• Still from War in Guam

    Still from War in Guam

    http://cdn.itvs.org/war_in_guam-01.jpg

The Film

World War II has had an enduring legacy in Guam, a U.S. territory since 1898. In U.S. history books and public culture, World War II is often remembered as the “good war,” but America's war-time and post-war policies produced devastating results in Guam.

The native people of Guam, the Chamorros, remained loyal to the U.S. under a brutal Japanese occupation only to be stripped of much of their ancestral lands to build military facilities after the war. Through rarely seen archival footage, as well as testimonies of survivors and their descendants, War in Guam is told from various points of view. These include war survivors like Antonio Artero whose father was awarded one of the first Medals of Freedom for his heroism protecting American lives, and two key historical figures: Radioman George Tweed and Father Jesús Baza Duenas.

When the war began in Guam on December 8, 1941, Father Jesús Baza Duenas was a 30-year old Chamorro priest who openly defied the Japanese occupiers’ attempts to change their religious beliefs, cultural traditions, and political loyalty to the United States. Radioman George Tweed was a 39-year old American who fled into the jungle to avoid being sent to a prisoner of war camp in Japan. Although unarmed and under constant surveillance for any signs of disaffection, the Chamorros to great risks protect Tweed. Three years into the Japanese occupation, Father Duenas and two other Chamorro men were executed for refusing to give information on the soldier’s whereabouts. Hours later, the U.S. military rescued Tweed before beginning the takeover of Guam.

At first, the Chamorros — who had been interned in a concentration camp and were being massacred — welcomed the U.S. soldiers as saviors. But immediately after Guam’s liberation on July 21, 1944, the U.S. confiscated three quarters of Guam’s total area for military and recreational development. The Chamorros eventually won U.S. citizenship, but it did not win them the right to control the use of their land. A new era of occupation had begun.
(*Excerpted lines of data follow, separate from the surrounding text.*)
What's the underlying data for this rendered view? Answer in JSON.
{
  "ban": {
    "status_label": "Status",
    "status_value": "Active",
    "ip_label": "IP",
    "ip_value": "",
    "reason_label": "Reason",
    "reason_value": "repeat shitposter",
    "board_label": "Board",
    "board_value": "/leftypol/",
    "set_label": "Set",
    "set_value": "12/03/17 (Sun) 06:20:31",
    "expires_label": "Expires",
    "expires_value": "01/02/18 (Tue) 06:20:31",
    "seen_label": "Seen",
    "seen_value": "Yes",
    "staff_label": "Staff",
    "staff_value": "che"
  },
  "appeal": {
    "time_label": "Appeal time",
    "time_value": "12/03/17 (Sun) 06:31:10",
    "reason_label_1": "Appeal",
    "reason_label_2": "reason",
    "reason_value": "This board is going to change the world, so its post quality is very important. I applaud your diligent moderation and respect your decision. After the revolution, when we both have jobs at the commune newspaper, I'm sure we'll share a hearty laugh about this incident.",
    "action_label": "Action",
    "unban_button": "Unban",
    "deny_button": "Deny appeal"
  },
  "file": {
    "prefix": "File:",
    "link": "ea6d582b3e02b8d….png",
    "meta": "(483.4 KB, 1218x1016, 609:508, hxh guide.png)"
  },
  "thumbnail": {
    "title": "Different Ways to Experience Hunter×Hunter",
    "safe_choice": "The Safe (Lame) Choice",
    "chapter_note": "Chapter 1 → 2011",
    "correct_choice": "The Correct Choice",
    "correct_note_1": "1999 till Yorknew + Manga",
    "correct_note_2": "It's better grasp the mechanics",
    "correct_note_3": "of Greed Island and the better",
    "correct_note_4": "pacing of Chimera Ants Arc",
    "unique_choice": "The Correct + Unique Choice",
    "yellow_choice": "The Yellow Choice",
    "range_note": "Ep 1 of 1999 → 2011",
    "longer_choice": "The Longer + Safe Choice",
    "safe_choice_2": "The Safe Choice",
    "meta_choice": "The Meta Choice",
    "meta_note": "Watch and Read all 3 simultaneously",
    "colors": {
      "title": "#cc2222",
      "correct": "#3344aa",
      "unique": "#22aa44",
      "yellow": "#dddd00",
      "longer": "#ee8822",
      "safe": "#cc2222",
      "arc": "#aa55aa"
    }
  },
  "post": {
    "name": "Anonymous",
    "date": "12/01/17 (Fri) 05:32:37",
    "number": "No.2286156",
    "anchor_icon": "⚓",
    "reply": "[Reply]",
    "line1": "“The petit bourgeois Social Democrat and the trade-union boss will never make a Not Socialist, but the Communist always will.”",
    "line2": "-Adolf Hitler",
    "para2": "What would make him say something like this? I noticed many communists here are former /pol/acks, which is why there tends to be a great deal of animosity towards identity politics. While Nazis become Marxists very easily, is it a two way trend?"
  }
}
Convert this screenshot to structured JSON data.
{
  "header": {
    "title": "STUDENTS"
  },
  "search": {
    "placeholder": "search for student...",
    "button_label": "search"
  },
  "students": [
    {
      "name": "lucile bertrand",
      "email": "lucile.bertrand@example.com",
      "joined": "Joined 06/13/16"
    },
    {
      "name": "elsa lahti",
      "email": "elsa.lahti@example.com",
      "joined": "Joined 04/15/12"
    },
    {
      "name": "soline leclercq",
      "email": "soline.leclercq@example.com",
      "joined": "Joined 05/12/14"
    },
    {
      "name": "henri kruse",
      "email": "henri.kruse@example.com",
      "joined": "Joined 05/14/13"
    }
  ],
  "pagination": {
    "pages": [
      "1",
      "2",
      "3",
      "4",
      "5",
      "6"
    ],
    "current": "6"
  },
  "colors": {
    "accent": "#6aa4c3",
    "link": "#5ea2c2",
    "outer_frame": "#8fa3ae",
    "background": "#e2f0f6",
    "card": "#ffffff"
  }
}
The native people of Guam, the Chamorros, remained loyal to the U.S. under a brutal Japanese occupation only to be stripped of much of their ancestral lands to build military facilities after the war. Through rarely seen archival footage, as well as testimonies of survivors and their descendants, War in Guam is told from various points of view. These include war survivors like Antonio Artero whose father was awarded one of the first Medals of Freedom for his heroism protecting American lives, and two key historical figures: Radioman George Tweed and Father Jesús Baza Duenas.

When the war began in Guam on December 8, 1941, Father Jesús Baza Duenas was a 30-year old Chamorro priest who openly defied the Japanese occupiers’ attempts to change their religious beliefs, cultural traditions, and political loyalty to the United States. Radioman George Tweed was a 39-year old American who fled into the jungle to avoid being sent to a prisoner of war camp in Japan. Although unarmed and under constant surveillance for any signs of disaffection, the Chamorros to great risks protect Tweed. Three years into the Japanese occupation, Father Duenas and two other Chamorro men were executed for refusing to give information on the soldier’s whereabouts. Hours later, the U.S. military rescued Tweed before beginning the takeover of Guam.

At first, the Chamorros — who had been interned in a concentration camp and were being massacred — welcomed the U.S. soldiers as saviors. But immediately after Guam’s liberation on July 21, 1944, the U.S. confiscated three quarters of Guam’s total area for military and recreational development. The Chamorros eventually won U.S. citizenship, but it did not win them the right to control the use of their land. A new era of occupation had begun.

The Filmmakers

  1. Frances Negrón-MuntanerProducer/Director
  2. Cris Borja-SumbiProducer